(Collected data entries)
────────────────

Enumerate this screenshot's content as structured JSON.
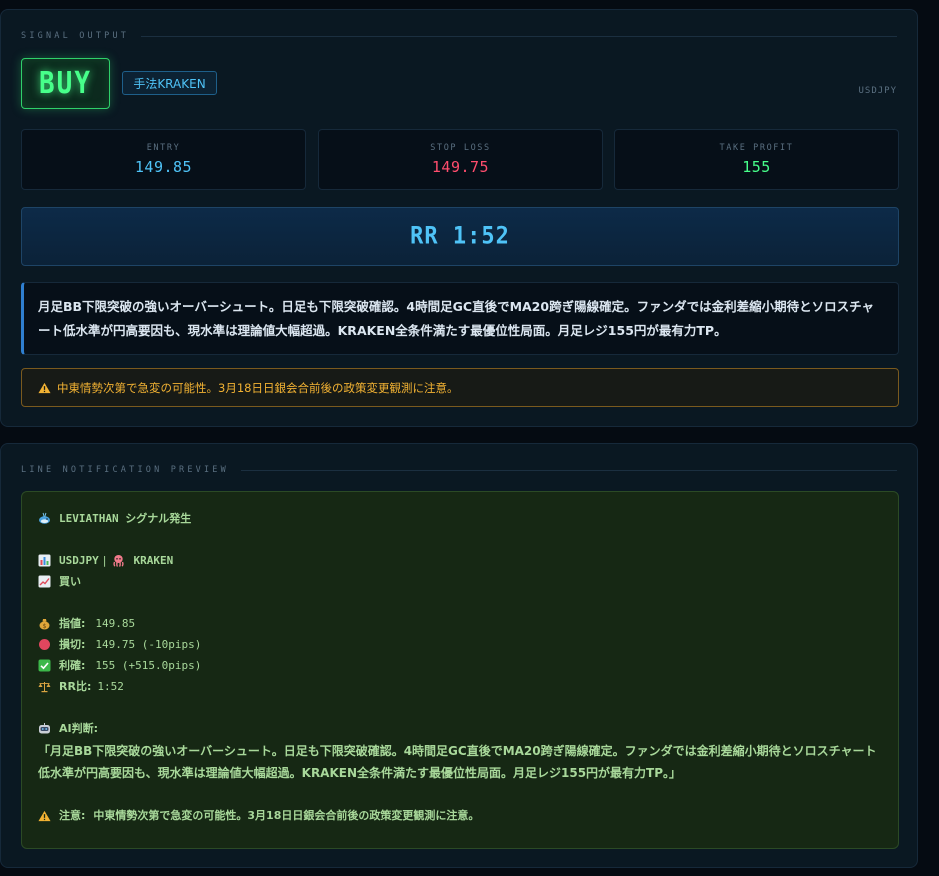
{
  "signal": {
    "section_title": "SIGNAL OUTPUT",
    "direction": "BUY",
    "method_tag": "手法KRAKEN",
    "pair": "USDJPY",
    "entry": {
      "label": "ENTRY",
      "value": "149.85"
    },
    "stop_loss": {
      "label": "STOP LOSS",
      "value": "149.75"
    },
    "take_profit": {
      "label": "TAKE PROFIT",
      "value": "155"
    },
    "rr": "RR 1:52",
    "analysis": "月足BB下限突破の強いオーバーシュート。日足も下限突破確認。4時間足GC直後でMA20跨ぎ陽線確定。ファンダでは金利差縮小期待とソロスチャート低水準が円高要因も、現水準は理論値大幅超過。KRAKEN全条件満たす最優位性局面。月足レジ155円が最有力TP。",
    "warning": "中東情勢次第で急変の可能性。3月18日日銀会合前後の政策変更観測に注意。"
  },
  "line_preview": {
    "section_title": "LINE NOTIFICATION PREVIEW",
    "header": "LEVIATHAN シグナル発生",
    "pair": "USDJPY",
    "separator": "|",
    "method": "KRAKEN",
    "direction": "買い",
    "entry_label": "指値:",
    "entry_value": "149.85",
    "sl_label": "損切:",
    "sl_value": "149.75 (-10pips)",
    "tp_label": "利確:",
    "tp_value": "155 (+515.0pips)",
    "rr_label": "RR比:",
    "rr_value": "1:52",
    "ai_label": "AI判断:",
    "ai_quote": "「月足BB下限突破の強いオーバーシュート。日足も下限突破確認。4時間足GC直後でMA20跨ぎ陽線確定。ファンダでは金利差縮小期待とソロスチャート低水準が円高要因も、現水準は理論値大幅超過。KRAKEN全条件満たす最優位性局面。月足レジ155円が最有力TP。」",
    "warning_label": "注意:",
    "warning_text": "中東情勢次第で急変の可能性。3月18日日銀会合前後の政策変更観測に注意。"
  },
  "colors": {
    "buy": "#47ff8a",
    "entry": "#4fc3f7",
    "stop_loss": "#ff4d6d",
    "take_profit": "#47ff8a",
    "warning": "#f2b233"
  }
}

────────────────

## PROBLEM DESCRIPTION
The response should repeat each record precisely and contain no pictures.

## RESULT OF THIS TASK
Enumerate this screenshot's content as structured JSON.
{
  "signal": {
    "section_title": "SIGNAL OUTPUT",
    "direction": "BUY",
    "method_tag": "手法KRAKEN",
    "pair": "USDJPY",
    "entry": {
      "label": "ENTRY",
      "value": "149.85"
    },
    "stop_loss": {
      "label": "STOP LOSS",
      "value": "149.75"
    },
    "take_profit": {
      "label": "TAKE PROFIT",
      "value": "155"
    },
    "rr": "RR 1:52",
    "analysis": "月足BB下限突破の強いオーバーシュート。日足も下限突破確認。4時間足GC直後でMA20跨ぎ陽線確定。ファンダでは金利差縮小期待とソロスチャート低水準が円高要因も、現水準は理論値大幅超過。KRAKEN全条件満たす最優位性局面。月足レジ155円が最有力TP。",
    "warning": "中東情勢次第で急変の可能性。3月18日日銀会合前後の政策変更観測に注意。"
  },
  "line_preview": {
    "section_title": "LINE NOTIFICATION PREVIEW",
    "header": "LEVIATHAN シグナル発生",
    "pair": "USDJPY",
    "separator": "|",
    "method": "KRAKEN",
    "direction": "買い",
    "entry_label": "指値:",
    "entry_value": "149.85",
    "sl_label": "損切:",
    "sl_value": "149.75 (-10pips)",
    "tp_label": "利確:",
    "tp_value": "155 (+515.0pips)",
    "rr_label": "RR比:",
    "rr_value": "1:52",
    "ai_label": "AI判断:",
    "ai_quote": "「月足BB下限突破の強いオーバーシュート。日足も下限突破確認。4時間足GC直後でMA20跨ぎ陽線確定。ファンダでは金利差縮小期待とソロスチャート低水準が円高要因も、現水準は理論値大幅超過。KRAKEN全条件満たす最優位性局面。月足レジ155円が最有力TP。」",
    "warning_label": "注意:",
    "warning_text": "中東情勢次第で急変の可能性。3月18日日銀会合前後の政策変更観測に注意。"
  },
  "colors": {
    "buy": "#47ff8a",
    "entry": "#4fc3f7",
    "stop_loss": "#ff4d6d",
    "take_profit": "#47ff8a",
    "warning": "#f2b233"
  }
}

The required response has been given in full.